Day 19: The Lost Legion
Photo of the day: We're at the top of the Mountain (We Weren't)
With unusual smoothness we were on the road by 7am. Even better, by 7.15 we were eating a deep friend spicy lamb pattie. Then me and Mrs Google Maps had a bit of a disagreement as we tried to find an alternative to a dust bowl of a road. Eventually we thought we'd found our way back onto the glorious G30, which we'd flown along yesterday, but we were stopped by a sullen faced official who simply waved us away each time I tried to talk to her. It was confirmed to us that motorways are a definite no go for bicycles in China twice on the following day; but yesterday I'd gleefully waved at the police as we transitioned onto the G30. Who knows why we were allowed on one day but not the next.
By 9 we were out of Wuwei, travelling parallel to the G30 on a road full of pot holes at about half the speed we should have been going. The boys experienced their first real suffering with rain and headwind before we stopped for far too long in Yongchang to eat more lamb and noodles.
Yongchang also held us up with its mural depicting the lost legion of Roman soldiers who were rumoured to have got stranded and settled nearby (they didn't - there's been DNA tests) but Tom explains all below in video format. I tried my best to keep his crotch out of the shot.
Leaving monumentally behind schedule we began to climb into the hills alongside a little bit too much snow for comfort, eventually stopping at what we believed was the top of the ascent to sleep near the dead, again.
Video of the Day: Tom Explains the Lost Legion in 70 seconds
April 27: Wuwei To Santiagou (via Wuwei and Wuwei) - 125km
Start Time: 07.00
Finish Time: 18.30
Hours Cycling in the Right Direction: 8.5
Hours Cycling in the Wrong Direction: 1
A Photo Every Hour: Today's Highlight - Big Snowy
Day 20: They've Moved the Bloody the Road
Photo of the Day: Formula Jon
Yesterday's tardy beginning and Tom-foolery (unfair, it was all of us) in Yongchang, left us with 155KM to Zhangye. It was also quickly established we were at the top of the hill, but we weren't at the top of the mountain that followed. It started well, the first few hours of progress saw us 20km further along the tough road. This is silk road territory, but I bet even Marco Polo had a better surface to be all Venetian on. Then the wind turbines started spinning and hell broke loose. Three hours of pushing and cycling earned us around 10KM. Ten!
The next 30km were downhill, though we still had to peddle into the fearsome wind. We had also spent so long zig-zagging the terrible surface - niche reference alert - which was akin to the road behind the Bayston Hill chip shop in the late 80s, that it wouldn't be unfair to claim today was a 100 mile day. It was also a 100 mile day with over 500 metres of ascending.

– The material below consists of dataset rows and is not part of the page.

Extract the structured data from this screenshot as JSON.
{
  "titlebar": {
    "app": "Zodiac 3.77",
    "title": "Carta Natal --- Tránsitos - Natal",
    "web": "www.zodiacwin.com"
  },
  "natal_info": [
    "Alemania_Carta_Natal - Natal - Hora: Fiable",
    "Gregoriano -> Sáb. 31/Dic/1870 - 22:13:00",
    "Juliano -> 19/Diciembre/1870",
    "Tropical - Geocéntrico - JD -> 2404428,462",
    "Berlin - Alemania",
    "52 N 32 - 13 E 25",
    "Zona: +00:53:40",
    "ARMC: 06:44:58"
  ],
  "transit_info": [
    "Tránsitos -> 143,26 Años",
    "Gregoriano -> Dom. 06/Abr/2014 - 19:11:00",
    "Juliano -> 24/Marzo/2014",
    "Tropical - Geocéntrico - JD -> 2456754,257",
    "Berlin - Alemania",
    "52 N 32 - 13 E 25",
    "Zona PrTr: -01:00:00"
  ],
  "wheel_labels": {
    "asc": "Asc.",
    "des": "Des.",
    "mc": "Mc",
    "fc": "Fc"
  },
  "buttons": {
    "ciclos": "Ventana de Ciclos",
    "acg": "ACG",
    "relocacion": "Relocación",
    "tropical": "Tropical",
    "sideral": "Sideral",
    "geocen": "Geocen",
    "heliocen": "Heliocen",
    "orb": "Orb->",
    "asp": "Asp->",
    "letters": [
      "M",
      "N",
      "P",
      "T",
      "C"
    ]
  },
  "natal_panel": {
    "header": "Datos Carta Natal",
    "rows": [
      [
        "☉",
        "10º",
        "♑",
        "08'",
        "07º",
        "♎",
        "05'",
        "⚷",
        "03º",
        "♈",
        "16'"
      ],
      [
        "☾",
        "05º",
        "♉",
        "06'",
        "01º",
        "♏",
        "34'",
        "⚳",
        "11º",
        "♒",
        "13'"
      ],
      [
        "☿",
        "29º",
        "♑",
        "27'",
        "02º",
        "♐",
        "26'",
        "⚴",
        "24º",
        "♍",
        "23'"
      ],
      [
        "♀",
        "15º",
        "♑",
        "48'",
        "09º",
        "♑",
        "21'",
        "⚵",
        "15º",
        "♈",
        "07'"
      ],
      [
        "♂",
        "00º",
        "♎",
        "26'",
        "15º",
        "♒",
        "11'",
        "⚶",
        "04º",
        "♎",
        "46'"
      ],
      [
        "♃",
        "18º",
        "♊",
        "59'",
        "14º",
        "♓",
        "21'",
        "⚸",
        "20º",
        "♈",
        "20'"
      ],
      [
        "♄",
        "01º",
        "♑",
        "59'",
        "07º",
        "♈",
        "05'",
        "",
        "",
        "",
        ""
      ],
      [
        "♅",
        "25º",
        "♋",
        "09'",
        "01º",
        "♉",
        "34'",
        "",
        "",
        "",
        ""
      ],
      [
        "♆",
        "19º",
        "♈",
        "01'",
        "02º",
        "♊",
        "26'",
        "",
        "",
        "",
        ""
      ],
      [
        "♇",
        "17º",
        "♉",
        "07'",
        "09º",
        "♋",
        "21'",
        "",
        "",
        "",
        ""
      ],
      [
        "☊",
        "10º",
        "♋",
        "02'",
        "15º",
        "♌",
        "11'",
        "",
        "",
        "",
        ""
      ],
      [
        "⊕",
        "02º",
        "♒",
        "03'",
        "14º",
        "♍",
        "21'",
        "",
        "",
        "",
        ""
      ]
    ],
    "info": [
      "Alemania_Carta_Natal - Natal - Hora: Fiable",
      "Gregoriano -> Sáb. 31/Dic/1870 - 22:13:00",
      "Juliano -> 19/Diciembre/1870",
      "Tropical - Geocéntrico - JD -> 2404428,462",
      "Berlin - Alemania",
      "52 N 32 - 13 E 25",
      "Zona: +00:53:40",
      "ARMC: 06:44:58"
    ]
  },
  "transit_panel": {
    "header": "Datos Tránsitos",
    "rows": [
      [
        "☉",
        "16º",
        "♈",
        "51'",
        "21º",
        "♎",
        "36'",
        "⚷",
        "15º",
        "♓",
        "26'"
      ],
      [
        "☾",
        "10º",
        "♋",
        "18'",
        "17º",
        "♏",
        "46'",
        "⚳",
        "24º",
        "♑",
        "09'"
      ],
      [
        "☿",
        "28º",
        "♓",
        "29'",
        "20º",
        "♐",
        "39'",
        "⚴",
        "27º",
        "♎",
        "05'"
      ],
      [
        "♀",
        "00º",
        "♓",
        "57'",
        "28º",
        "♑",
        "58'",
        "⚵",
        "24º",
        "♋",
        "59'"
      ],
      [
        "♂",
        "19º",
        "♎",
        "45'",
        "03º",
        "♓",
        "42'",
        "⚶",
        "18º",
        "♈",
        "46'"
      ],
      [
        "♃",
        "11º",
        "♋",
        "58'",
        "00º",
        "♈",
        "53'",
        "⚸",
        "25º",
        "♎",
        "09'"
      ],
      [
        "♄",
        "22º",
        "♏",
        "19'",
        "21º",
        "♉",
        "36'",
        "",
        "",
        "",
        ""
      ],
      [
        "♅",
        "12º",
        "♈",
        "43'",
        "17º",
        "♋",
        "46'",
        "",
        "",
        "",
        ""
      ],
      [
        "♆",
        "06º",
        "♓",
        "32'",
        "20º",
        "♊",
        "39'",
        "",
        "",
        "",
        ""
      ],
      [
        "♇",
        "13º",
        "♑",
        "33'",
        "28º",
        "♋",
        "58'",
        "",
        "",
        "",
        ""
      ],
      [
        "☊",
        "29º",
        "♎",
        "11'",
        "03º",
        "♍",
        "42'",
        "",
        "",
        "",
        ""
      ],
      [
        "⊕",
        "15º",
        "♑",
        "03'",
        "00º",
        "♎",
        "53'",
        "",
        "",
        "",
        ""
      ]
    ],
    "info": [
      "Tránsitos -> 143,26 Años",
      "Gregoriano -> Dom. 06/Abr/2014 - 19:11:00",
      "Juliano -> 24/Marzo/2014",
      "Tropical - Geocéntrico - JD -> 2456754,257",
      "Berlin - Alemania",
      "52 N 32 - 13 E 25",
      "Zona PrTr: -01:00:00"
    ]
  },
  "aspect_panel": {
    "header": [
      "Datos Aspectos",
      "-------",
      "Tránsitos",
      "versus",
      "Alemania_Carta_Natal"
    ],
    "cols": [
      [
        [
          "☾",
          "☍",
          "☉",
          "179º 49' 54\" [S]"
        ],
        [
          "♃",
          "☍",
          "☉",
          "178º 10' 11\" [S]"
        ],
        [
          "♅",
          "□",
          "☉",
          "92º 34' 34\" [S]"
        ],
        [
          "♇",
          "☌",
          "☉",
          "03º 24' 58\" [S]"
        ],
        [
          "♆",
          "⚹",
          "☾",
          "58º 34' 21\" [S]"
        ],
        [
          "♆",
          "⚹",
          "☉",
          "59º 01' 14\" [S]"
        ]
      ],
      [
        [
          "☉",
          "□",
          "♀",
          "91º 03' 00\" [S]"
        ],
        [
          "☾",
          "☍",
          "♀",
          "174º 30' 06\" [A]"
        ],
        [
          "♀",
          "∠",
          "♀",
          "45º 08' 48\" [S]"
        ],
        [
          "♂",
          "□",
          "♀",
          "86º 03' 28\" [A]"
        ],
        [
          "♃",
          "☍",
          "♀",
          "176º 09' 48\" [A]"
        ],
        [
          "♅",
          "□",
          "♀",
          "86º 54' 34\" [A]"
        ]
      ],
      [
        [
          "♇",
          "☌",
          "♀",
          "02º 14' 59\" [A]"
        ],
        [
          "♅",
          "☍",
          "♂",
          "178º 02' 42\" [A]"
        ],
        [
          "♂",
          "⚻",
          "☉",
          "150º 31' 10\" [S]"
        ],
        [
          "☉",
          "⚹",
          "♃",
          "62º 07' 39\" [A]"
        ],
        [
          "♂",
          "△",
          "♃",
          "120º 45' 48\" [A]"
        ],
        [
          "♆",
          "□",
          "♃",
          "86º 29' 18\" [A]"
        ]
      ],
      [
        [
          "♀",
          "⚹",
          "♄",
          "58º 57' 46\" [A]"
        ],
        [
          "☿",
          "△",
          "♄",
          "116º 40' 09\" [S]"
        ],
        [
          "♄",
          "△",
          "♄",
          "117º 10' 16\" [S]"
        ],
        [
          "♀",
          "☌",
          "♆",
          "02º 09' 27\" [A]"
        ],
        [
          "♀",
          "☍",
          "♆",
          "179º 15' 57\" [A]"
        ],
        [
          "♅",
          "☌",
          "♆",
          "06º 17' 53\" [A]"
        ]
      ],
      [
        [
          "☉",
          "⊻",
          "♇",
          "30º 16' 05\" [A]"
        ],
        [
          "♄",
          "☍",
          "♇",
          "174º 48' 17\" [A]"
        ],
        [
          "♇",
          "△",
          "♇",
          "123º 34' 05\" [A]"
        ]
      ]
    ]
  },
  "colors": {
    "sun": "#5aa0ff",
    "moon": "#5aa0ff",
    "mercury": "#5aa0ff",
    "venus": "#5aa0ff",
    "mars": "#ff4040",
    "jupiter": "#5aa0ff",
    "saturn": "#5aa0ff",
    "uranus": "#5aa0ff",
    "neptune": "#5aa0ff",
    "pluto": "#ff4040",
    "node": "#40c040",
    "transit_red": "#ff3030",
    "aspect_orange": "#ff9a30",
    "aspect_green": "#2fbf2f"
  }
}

We also had the same howling headwind on the flat.It must have been over 30kph, right in our faces or slightly to the side. We even formed mini echelons to combat it at times.
Then the road ended. Seriously. After much discussion at a nearby petrol station, we were advised the road had been moved a few miles back, instead of running parallel to the G30 it was now running through nearby villages. Another 5KM was wasted.
Though the boys had become cyclists over the last week today was a huge ask. After all, the very unprepared one's training involved two hours on a Boris bike and buying some Sudocrem for his Graham. So today was incredibly hard. At 5PM I decided to break their spirits by advising all the suffering to now had got us halfway, furthermore, we were now only 10KM away from the town I had recommended we stop at during the planning phase, which they had both turned down in favour of getting to Zhangye
This reverse psychology worked a treat. Either that or the double Snickers, Ibuprofen and Pepsi cocktail did the job.
As the wind dropped we attacked, back in team time trial formation we peddled our knees into their fifties. The big one was especially useful on the flat, often giving us so much shelter that Tom and I were able to play a few rounds of Top Trumps behind him.
We reached our adjusted target of 20KM to go by dark, before gently spinning into the full beam glare of oncoming traffic all the way to the finish line. The circus arrived at the best hotel in town just before 10PM, where we proceeded to rip what remained of the boys' cheap panniers off and confuse all but Holly with our actions and communal stench.
Then we went to KFC to complete the suffering.
April 26: Santiaogou to Zhangye - 160km
Start Time: 07.00
Finish Time: 21.50
Hours Cycling: 12
Hours Pushing: 1
Numbers of Roads Moved: 1
A Photo every Hour: Today's Highlight - Life on the Road
This is where I update on my progress. Expect lots of fabricated statistics and dated music references.